The box with the CD set came two weeks past, this Friday. At the time I was in the middle of laying out the Columbia Overlook Fall edition (which is done now) so I left it, much as I wanted to get in installed and get all up ons with it.
It's a new toy. A super new toy. A $549 new toy, but I was able to get that pricing because I've owned InDesign since version 2 and Photoshop since version 7. The bill for a seat of CS2 is a little more than 1-large, but the same money thrown at Quark will just get you XPress-if you want Photoshop, you'll have to buy it, and if you want Illustrator...well, you get the idea. And InDesign is a sexah, sexah program to use; a Metafilter poster opined that "InDesign is teh new hotness." And that is true.
You don't change mission-critical horses in midstream, so, I plugged away in InDesign CS, which, as expriences go, isn't a bad thing at all. Like I said, it's a sexah, sexah program.
With the Overlook finally to bed though, it was time to get busy. Now, I already have a program on disk called Adobe InCopyCS2. This was courtesy of my friend Pariah. Now, some of you may be curious about what InCopy does. It's meant to integrate with InDesign to enable editors to collaborate with creators as the publication is being laid out but without messing with the layout that already exists. Editors can assign and edit copy without having to have a copy of the .indd file or having to worry about screwing up the designers work. It's really sweet. It plays nicely with CS1 but refuses CS1 won't let it play in any reindeer games-there are plugin issues as well as the assignment workflow, which CS1 doesn't recognize.
So, InCopyCS2 comes off so I can install it after the Suite so InDesign recongizes and installs the proper plugins. This is a bit of a worry; the InCopyCS2 CD doesn't always play well with the Mac's combo drive. It reads it but only after just ejecting the CD-ROM several times. But, as it will turn out, InCopyCS2 will eventually reinstall. On to the meat of the fun.
The Creative Suite comes on four CD-ROMs. The installation is something Adobe really got right from the first. The installer, once started, sucks up all the files off the CDs, writes them, confgures them, and moves on. Once one CD is complete, it is ejected automatically, waits patiently for me to insert the next, and takes up the next batch.
It does, however take a bit more than 20 minutes. Sure, you have those pretty teasers the installer puts up because, since you are a designer you are quite easily distracted by bright shinies. Aw, heck, anything good is worth waiting for.

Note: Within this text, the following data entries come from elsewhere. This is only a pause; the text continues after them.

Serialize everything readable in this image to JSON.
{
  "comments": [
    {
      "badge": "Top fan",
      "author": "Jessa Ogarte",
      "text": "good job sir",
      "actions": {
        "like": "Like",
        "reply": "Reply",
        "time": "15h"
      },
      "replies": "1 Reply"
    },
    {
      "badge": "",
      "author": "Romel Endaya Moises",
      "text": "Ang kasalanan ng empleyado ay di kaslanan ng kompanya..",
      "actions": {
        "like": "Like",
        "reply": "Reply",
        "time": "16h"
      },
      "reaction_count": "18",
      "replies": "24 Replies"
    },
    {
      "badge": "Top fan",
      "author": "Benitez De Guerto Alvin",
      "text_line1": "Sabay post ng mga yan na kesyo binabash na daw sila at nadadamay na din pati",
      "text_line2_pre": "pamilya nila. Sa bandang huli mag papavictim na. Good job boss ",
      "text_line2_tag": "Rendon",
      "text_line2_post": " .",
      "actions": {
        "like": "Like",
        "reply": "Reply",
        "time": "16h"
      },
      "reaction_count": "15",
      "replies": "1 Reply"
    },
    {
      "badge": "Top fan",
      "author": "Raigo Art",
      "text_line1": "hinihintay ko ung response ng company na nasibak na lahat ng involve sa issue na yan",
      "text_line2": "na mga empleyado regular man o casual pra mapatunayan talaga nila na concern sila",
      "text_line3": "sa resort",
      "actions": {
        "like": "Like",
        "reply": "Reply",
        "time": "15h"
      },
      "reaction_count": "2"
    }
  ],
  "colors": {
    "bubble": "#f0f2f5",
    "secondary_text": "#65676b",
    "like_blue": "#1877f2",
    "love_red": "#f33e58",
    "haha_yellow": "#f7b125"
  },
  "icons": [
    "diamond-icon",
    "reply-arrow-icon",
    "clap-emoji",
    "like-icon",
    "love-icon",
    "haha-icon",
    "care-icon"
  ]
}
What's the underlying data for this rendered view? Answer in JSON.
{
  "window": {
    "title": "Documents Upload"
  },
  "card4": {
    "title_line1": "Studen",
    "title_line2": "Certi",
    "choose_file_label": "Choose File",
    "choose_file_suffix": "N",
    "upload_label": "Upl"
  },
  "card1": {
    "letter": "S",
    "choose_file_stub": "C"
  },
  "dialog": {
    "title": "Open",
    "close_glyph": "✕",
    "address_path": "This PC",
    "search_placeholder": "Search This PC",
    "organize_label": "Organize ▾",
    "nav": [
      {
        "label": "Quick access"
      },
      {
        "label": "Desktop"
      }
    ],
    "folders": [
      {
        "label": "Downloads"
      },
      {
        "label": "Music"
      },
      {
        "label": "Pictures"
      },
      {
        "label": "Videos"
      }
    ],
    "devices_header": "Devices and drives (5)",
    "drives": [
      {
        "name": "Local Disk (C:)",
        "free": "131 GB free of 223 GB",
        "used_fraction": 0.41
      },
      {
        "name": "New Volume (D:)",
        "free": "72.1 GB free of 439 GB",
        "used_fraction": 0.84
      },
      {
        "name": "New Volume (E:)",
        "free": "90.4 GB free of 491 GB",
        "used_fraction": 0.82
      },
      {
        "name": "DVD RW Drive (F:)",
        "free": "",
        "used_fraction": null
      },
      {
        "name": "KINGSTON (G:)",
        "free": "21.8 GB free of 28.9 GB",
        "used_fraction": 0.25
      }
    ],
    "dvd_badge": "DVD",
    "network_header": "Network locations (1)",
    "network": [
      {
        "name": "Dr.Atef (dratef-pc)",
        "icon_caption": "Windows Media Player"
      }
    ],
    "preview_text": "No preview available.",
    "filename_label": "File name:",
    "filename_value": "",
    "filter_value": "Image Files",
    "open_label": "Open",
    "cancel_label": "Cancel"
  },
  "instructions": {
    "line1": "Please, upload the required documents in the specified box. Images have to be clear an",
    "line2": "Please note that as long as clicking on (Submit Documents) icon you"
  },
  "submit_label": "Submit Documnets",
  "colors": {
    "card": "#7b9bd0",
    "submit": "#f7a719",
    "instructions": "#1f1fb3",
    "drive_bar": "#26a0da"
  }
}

And the teasers are pretty.
I get CS2 installed and fire up the Bridge...ahh, let me tell you about the bridge. If you've used PhotoshopCS you know about the file browser they debuted with the first Creative Suite. It's a lovely thing. You have great thumbnails, the ability to rate files, and access to more metadata than anyone actually needs. You take the PhotoshopCS file browser, give it one of those Tony Little excercise machines, amp it up on performance enhancing drugs (the pro designer leagues still do not, as far as I know, do random UAs) and you have Adobe BridgeCS2.
If you have Bridge you have a ton of tasty stuff. You can save open file collections, so that you can open a handful of open files at a single click. You can navigate the disk. You can have your favorite RSS feeds to hand (doesn't matter where they come from). Bridge rawks.
There are other features in the Suite that are worth mentioning. Photoshop CS2 brings us the Vanishing Point, automatically giving perspective. Snippets in InDesign promise to make collaboration a hell of a lot less trouble. Illustrator gives us Live Trace and Live Paint, which do almost everything in rendering a drawing in vector but moving the mouse. There's more. I've not gotten to everything yet.
Now, after installation the next thing to do is update. There are updates out for the CS2 already. I set to downloading. 22MB. Huge, but will finish while I'm still young. For some reason I get confused, though and reinstall the first Bridge update over one that's already there. Then I go to start Bridge and....
Bounce, bounce, bounce (in the dock), bounce, bounce, bounce....
It doesn't stop bouncing, and the Bridge doesn't launch. Neither do the other CS2 apps. A forlorn uninstall and reinstall don't cure the problem. Then its off to the Spice Mines of Portland for 10 hours more-than-vaguely-unsatisfying work.
And I stew on it.
Back in the morning. CS2 uninstall...and trash the prefs files. Reinstall. CS fires up. Life Crisis over. Go to reinstall the updates and patches, and this time, am more careful about what it is I'm doing.
I'm looking forward to doing a lot of great designing with CS2. If you don't have it, you must get it. And once you use it, you'll see why Quark has to really pull one out with XPress 7 if they hope to remain #1.